Finally, Sleuth performs a search for numerical excesses of events at high-energy, under the prejudice that new physics will most likely start showing up at the high-end of those spectra (notice the green color of the statement: green is the color of hope). The variable studied by Sleuth is the sum of transverse momentum of all the bodies available in the event among those mentioned above: jet energies, lepton momenta, and missing transverse energy are summed into one single scalar variable. Different final states, of course, end up in different histograms; Sleuth searches those histograms for the most striking disagreement of the tails with Standard Model backgrounds.
Sleuth finds some remarkable excesses in CDF data. The three most significant excesses are found in the high-transverse momentum distribution of final states including two leptons of the same electrical charge! Here are the distributions:
Above, the Sum Pt of events with an electron and a muon of the same sign. This is the most discrepant distribution, with the “optimal” cut to discriminate the oddity at . The P-value is 0.00055.
The one above is instead the sum of transverse momenta for events which have an electron and a muon of the same sign, plus two jets. The optimal cut is at 342 GeV this time, isolating thre events with scarce backgrounds. The P-value for this distribution is 0.0021.
Finally, the one above is obtained from events with an electron and a muon of the same sign, plus significant missing transverse energy. The cut at 169 GeV isolates 16 events, with a background of 5.7. The P-value in this case is 0.0042.
The P-values (probability of the excess) quoted above must not mislead you: they do not account for the “trial factor”, that is the fact that we had to search in many different distributions to find some that were in such disagreement. The probability to observe what is shown above is evaluated at about 8%, so there is no need to get hyper… Yet. If you want my own interpretation of the excesses seen in the three distributions (which, I stress it for clarity, are mutually exclusive, i.e. they do not contain shared events), I can give it to you, but beware, it is quite mundane.
I have the feeling that the muons in those distributions contain a sizable fraction of fakes, which the simulation does not account properly. Fake muons may be caused by hadrons, which manage to traverse the detector and get detected in the muon chambers. In case that happens, there is no real reason for the muon and the electron to be of opposite sign, since their production is uncorrelated. Beware, this implies that also opposite-sign electron-muon pairs should contain a similar excess: well noted, but in that case, such an excess would have to fight much larger backgrounds from correlated electron-muon production by physical processes such as top-antitop production, WW production, etcetera. If that is what really happened, poor Sleuth was stuck with finding the same-sign excess, since opposite-sign data had too large statistics to make a few odd events stick out.
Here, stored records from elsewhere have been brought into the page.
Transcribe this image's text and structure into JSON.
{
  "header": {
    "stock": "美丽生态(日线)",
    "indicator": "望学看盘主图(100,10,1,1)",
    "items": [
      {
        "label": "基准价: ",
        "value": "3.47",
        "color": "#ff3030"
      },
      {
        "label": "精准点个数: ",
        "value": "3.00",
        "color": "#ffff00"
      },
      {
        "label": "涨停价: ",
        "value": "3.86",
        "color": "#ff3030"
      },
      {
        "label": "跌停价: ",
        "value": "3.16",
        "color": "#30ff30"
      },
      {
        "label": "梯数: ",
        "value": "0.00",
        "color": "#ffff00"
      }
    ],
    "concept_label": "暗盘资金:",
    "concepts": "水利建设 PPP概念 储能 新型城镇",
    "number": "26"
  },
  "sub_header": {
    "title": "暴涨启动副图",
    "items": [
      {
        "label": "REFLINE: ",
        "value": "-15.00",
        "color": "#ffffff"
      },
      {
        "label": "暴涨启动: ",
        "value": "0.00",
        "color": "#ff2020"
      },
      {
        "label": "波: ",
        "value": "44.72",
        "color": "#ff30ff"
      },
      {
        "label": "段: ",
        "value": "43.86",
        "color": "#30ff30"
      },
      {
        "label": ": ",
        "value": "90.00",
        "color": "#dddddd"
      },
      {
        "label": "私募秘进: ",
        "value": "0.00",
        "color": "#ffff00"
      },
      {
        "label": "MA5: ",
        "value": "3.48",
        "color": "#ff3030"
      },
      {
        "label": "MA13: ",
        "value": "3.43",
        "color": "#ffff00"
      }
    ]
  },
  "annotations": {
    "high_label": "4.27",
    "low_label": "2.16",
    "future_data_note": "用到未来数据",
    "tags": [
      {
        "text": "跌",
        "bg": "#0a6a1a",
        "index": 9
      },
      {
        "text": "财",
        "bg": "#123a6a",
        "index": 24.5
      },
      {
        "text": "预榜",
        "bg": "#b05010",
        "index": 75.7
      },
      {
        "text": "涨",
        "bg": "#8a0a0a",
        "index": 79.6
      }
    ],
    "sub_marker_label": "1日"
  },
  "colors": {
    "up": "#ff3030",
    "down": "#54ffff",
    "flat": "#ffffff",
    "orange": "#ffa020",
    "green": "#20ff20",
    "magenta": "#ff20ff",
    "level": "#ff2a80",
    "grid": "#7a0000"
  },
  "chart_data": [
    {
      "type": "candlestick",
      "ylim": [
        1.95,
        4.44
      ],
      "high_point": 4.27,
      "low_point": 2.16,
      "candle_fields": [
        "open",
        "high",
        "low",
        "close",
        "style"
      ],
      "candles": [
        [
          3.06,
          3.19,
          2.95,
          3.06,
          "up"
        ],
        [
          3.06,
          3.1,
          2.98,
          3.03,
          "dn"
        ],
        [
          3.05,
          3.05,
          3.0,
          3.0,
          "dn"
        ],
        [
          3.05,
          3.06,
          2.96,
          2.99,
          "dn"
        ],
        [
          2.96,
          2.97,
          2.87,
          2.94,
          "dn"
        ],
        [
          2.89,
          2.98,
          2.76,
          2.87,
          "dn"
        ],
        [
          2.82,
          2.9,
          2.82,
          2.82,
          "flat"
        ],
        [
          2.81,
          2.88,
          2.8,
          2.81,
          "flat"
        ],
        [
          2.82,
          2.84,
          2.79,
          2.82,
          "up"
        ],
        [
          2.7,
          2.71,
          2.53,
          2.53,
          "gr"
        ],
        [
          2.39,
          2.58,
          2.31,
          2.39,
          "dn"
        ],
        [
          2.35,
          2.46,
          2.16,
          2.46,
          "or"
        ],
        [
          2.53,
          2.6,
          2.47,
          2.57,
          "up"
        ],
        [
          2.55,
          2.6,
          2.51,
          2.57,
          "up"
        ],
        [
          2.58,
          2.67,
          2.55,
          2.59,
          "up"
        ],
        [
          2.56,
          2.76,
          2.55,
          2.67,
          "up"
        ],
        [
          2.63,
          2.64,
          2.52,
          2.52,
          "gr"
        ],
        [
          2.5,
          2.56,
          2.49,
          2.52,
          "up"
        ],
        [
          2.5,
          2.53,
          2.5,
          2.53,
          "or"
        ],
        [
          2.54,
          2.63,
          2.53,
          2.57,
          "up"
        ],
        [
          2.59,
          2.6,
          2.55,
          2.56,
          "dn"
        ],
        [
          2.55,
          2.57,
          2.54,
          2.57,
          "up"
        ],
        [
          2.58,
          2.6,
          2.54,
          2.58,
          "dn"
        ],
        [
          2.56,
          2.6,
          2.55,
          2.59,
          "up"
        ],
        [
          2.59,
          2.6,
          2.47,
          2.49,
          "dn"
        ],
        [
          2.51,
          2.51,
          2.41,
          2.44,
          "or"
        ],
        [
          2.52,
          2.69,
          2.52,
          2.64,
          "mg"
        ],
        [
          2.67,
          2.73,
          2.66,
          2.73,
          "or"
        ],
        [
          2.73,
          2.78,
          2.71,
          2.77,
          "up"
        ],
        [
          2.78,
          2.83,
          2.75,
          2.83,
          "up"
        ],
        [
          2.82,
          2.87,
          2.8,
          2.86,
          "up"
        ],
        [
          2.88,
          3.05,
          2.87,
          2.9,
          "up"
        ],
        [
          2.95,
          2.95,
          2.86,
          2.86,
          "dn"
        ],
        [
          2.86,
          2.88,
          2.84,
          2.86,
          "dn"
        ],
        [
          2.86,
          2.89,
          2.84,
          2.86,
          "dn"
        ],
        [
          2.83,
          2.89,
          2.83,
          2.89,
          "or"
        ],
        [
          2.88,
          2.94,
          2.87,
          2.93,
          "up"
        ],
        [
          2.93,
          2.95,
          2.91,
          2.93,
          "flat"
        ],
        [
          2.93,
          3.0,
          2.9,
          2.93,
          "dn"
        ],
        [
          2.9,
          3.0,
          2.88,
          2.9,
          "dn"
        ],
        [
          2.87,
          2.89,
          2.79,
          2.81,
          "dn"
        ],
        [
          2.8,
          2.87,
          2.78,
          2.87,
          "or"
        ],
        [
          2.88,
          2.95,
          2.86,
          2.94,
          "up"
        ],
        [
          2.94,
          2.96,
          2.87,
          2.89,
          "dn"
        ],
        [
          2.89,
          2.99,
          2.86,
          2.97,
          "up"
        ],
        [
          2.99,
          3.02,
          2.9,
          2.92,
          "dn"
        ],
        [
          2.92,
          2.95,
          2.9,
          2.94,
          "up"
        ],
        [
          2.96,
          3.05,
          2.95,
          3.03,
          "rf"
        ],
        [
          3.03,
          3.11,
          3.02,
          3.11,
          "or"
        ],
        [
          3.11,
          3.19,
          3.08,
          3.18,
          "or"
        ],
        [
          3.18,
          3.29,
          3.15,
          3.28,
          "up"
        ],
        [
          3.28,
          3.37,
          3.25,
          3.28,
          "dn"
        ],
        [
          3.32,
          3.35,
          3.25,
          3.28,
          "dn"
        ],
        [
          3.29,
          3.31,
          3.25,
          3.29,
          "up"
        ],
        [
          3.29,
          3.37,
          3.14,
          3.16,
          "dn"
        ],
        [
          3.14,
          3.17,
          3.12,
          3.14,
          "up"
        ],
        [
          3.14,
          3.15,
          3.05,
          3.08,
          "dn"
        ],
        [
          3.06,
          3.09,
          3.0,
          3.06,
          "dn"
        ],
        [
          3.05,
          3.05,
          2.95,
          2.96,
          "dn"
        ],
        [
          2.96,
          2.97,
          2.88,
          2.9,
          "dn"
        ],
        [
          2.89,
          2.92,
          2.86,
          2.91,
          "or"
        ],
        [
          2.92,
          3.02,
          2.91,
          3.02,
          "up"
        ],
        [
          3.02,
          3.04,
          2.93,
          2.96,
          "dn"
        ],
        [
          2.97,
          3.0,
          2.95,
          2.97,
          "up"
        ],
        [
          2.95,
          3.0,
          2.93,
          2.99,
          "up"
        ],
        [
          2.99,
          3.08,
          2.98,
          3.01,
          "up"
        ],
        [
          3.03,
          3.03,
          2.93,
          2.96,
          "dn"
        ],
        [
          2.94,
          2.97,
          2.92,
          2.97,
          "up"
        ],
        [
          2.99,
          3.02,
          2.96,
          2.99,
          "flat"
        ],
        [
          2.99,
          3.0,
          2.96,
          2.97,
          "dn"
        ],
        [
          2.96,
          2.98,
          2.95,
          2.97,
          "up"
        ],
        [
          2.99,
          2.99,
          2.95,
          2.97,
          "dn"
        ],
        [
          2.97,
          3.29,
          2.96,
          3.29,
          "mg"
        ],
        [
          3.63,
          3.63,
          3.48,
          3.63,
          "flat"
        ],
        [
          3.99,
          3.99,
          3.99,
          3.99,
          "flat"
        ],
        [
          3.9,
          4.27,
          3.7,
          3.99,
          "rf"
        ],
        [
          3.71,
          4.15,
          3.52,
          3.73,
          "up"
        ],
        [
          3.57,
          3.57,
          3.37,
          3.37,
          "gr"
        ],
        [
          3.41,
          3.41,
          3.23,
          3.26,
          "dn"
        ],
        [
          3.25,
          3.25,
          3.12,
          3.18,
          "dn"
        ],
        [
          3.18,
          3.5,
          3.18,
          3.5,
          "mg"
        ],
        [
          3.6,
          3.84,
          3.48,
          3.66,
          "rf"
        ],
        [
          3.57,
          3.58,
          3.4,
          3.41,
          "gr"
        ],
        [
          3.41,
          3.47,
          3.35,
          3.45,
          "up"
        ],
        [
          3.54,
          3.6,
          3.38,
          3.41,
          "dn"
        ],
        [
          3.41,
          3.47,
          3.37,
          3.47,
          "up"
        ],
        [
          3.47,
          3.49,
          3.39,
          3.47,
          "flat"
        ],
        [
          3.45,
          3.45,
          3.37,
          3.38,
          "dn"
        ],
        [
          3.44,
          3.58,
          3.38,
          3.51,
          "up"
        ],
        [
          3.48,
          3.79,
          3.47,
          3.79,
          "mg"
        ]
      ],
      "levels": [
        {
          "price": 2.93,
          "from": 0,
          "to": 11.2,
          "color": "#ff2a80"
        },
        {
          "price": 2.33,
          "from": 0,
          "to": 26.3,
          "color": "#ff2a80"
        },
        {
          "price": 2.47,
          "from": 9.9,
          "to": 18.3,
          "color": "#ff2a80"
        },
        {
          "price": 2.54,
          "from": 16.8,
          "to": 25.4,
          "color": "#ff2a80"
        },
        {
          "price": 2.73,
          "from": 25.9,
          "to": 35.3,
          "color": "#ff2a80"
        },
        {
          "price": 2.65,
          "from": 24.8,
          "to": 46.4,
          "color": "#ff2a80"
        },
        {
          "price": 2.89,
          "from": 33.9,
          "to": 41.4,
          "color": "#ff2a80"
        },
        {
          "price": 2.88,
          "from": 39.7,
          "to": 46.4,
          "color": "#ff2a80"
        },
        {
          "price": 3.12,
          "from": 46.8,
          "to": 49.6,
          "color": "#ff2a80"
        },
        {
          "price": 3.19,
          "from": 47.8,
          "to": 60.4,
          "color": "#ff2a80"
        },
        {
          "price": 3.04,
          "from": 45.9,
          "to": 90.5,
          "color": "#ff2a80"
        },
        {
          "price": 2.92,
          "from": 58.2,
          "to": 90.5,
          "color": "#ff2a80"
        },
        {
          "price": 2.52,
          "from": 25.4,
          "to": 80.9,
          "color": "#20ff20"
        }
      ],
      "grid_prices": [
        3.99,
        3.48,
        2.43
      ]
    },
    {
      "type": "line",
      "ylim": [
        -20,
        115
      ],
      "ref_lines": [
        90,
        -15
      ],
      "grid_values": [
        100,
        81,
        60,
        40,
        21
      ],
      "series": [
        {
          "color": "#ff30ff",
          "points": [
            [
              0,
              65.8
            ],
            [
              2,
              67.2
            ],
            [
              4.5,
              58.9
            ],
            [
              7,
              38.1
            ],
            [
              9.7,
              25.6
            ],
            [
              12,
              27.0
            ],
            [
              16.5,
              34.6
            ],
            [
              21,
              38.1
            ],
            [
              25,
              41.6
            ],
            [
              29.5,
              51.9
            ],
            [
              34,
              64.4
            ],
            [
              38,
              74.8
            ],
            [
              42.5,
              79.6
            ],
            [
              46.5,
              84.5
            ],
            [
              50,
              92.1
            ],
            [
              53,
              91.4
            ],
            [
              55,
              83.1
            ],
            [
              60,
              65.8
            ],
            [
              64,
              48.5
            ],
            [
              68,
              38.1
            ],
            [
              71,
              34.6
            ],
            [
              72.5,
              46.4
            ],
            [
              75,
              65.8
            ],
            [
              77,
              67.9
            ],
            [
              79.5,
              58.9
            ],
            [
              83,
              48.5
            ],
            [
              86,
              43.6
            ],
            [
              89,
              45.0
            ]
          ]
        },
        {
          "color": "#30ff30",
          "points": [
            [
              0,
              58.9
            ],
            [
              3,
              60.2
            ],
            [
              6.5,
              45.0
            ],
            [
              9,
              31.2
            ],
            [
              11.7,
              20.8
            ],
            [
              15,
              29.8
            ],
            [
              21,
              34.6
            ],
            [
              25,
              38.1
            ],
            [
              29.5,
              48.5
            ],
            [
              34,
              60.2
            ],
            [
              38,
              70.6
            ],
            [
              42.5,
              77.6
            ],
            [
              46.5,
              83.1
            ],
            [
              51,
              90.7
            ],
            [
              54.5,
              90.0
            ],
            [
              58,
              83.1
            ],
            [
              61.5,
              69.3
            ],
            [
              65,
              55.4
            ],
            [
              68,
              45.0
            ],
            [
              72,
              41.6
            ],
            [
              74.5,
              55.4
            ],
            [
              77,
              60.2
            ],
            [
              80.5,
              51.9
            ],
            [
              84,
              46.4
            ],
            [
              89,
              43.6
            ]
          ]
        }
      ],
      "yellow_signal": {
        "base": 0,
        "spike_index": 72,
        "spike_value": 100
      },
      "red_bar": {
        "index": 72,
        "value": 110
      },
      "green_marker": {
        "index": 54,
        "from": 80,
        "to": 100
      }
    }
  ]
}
Ok, now that I have said it (and I stress it is my own personal opinion and not my experiment’s), take a ticket. I will be proven right one day, but until then you can shoot the sitting duck (me).
More information about the study described above is available in the public web page of the Global Search analysis.